-------- Provided data --------
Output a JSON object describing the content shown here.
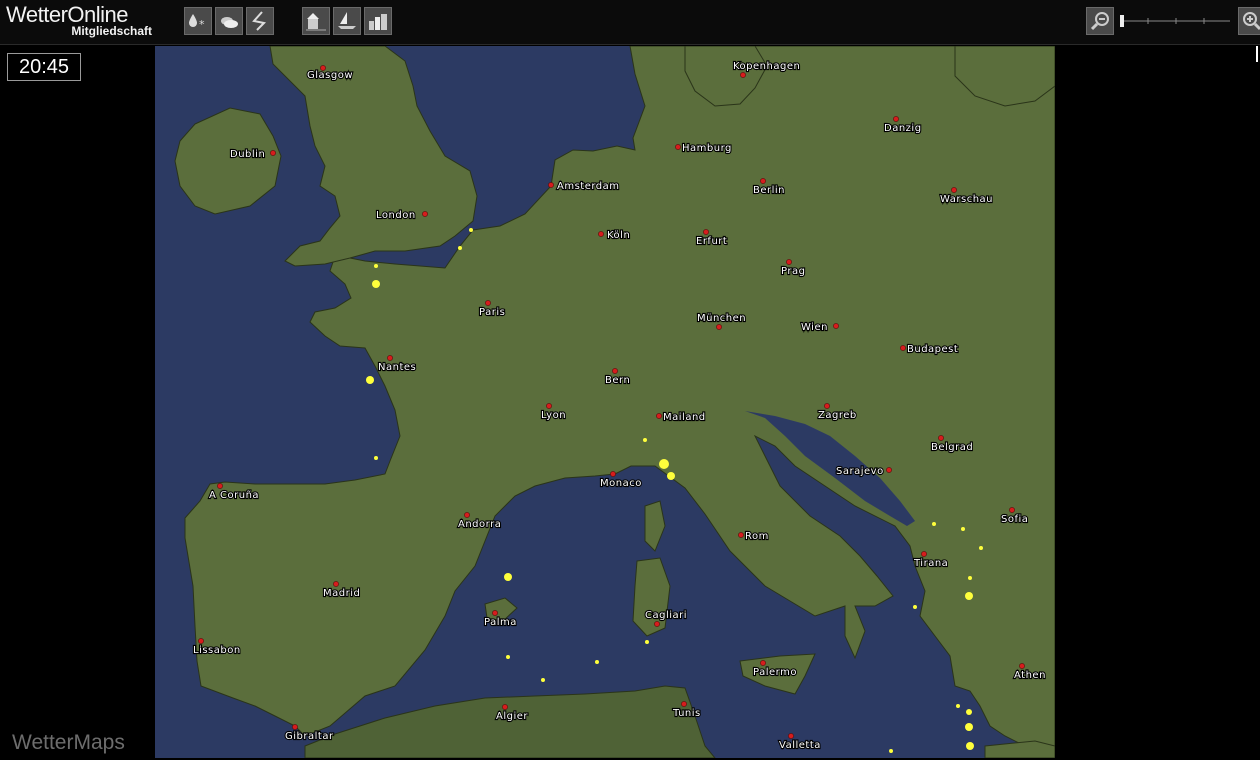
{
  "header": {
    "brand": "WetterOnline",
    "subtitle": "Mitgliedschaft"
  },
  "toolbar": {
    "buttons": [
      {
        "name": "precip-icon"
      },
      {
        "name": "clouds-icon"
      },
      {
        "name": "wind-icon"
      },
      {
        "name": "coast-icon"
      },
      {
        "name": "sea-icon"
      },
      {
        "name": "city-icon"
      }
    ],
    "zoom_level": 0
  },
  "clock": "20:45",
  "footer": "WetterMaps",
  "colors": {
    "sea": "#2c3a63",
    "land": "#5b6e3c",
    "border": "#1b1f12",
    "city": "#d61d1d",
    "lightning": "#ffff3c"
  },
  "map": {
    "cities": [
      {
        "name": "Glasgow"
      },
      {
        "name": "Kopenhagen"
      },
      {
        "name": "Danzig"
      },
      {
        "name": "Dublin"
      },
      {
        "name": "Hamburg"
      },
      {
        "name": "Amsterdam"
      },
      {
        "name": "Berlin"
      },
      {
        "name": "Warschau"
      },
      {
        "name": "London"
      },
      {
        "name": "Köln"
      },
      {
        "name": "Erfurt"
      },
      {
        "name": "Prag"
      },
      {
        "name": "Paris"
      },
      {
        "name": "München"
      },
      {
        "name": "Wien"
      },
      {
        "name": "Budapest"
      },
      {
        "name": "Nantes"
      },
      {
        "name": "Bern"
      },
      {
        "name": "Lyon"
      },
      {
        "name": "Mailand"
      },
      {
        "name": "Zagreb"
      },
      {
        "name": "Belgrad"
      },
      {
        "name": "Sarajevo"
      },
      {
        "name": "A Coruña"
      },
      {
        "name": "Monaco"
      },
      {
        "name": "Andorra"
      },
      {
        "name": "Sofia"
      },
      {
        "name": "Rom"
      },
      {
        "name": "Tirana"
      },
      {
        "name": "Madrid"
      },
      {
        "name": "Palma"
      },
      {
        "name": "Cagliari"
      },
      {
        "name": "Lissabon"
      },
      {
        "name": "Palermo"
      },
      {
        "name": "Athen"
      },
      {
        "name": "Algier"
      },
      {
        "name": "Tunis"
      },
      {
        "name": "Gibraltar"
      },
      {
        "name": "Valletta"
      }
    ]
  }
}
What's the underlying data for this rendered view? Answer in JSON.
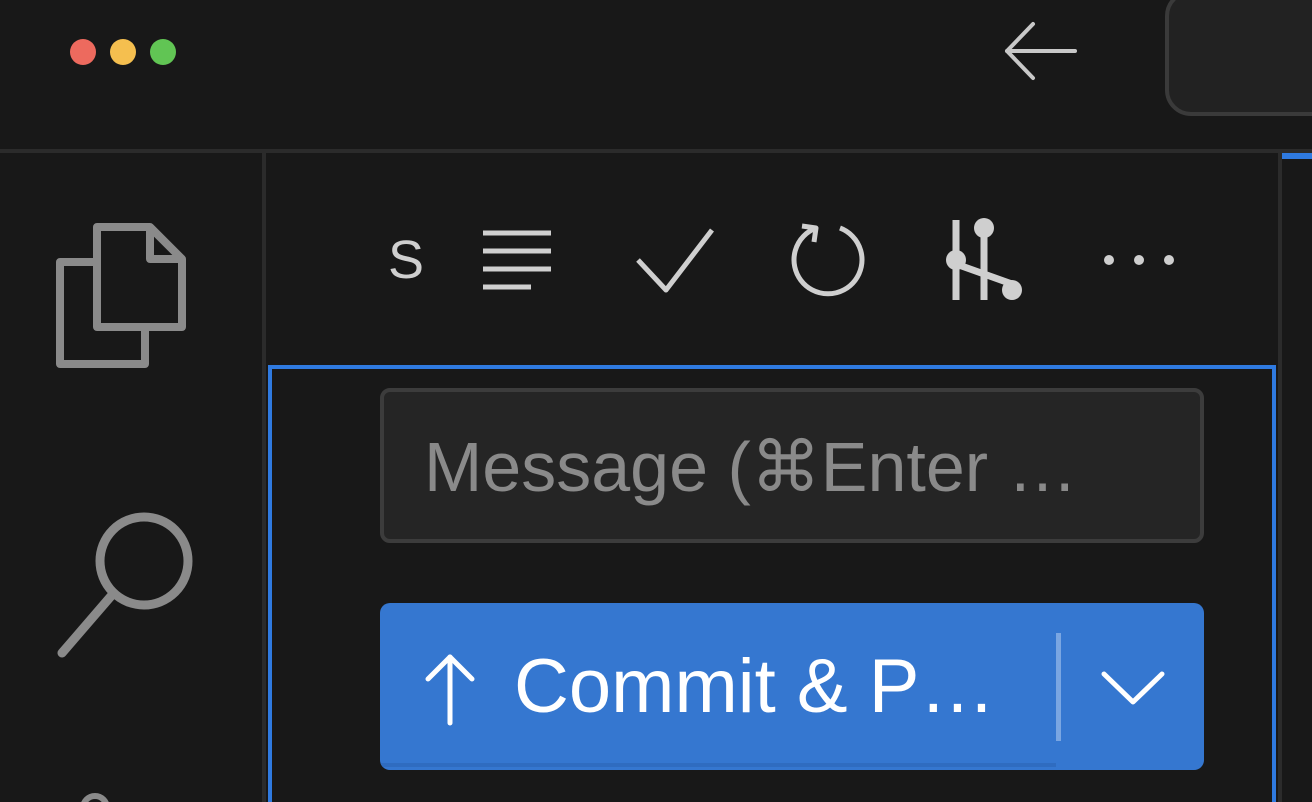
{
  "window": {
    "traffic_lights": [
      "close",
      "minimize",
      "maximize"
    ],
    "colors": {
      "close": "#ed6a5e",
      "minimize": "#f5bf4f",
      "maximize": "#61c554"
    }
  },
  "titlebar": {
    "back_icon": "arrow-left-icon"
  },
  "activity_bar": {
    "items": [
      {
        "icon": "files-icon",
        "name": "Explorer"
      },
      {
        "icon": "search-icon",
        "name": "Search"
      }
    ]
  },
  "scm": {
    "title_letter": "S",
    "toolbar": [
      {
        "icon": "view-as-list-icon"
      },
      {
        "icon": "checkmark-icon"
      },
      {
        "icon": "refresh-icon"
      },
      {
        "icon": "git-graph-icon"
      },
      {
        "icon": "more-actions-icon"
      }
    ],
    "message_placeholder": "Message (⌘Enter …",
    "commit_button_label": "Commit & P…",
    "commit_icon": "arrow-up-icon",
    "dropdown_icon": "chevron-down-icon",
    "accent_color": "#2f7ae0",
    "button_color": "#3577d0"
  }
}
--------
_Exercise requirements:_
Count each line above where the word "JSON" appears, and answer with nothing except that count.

_Task solution:_
2